In July 2007, a year after the Human Rights Committee's conclusions on the USA's Second and Third Periodic Reports, including condemnation of secret detention and "enhanced" interrogation, the US Department of Justice gave the CIA a classified memorandum, one in a long line of documents relating to the secret detention programme disclosed in recent years. The Department of State, it wrote, had "informed us" that its human rights assessments "are not meant to be legal conclusions, but instead they are public diplomatic statements designed to encourage foreign governments to alter their policies in a manner that would serve United States interests." US public condemnation of torture and of the "coercion of confessions in ordinary criminal cases", it said, "is not inconsistent with the CIA's proposed interrogation practices". The CIA programme, it continued "is designed to subject detainees to no more duress than is justified by the Government's paramount interest in protecting the United States and its interests from further terrorist attacks." As such, the CIA's conduct "fundamentally differs from the conduct condemned in the State Department reports". The memo gave legal approval for forms of physical assault and prolonged sleep deprivation against detainees already being subjected to enforced disappearance.

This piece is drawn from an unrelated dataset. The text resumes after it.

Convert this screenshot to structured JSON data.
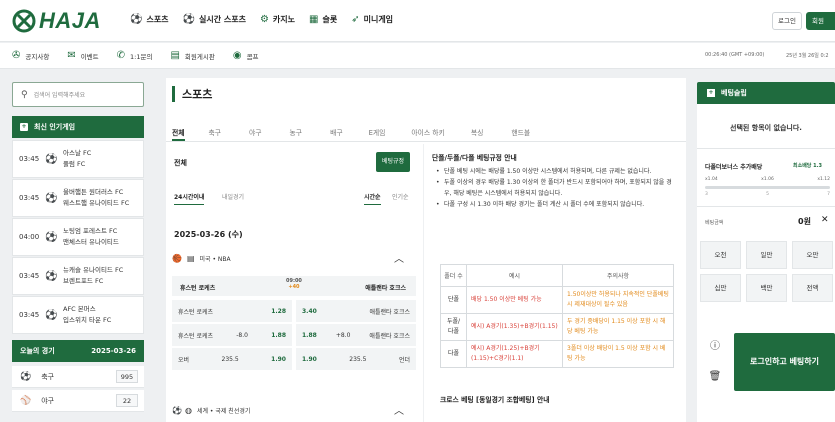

A reluctance to acknowledge the equal application of international human rights standards to the USA has been described as a form of "American exceptionalism". Such exceptionalism may be based in part on an assumption that universal human rights principles are somehow inferior to the constitutional and other laws and values of the USA. The grave dangers of reliance on any such assumption has been starkly demonstrated in recent years when the invocation of "American values" as a sole point of reference by public officials became a familiar refrain even as the USA adopted counter-terrorism detention policies that clearly contradicted basic rules of international human rights and humanitarian law.
The Fourth Periodic Report recalls that in 2009, then US Secretary of State Hillary Clinton said that "a commitment to human rights starts with universal standards and with holding everyone accountable to those standards, including ourselves." In 2010, the State Department Legal Adviser said that the "Obama-Clinton doctrine" meant that the USA would follow "universal standards, not double standards".8 Since the Committee last reviewed the US record, there has been progress on ending some practices which concerned it last time. However there is much that remains incompatible with the ICCPR, the result of the USA's failure to recognize and implement its international human rights obligations.
In filing its Periodic Report, the USA states that it "has taken this opportunity to engage in a process of stock-taking and self-examination. The United States hopes to use this process to improve its human rights performance." There is much room for improvement.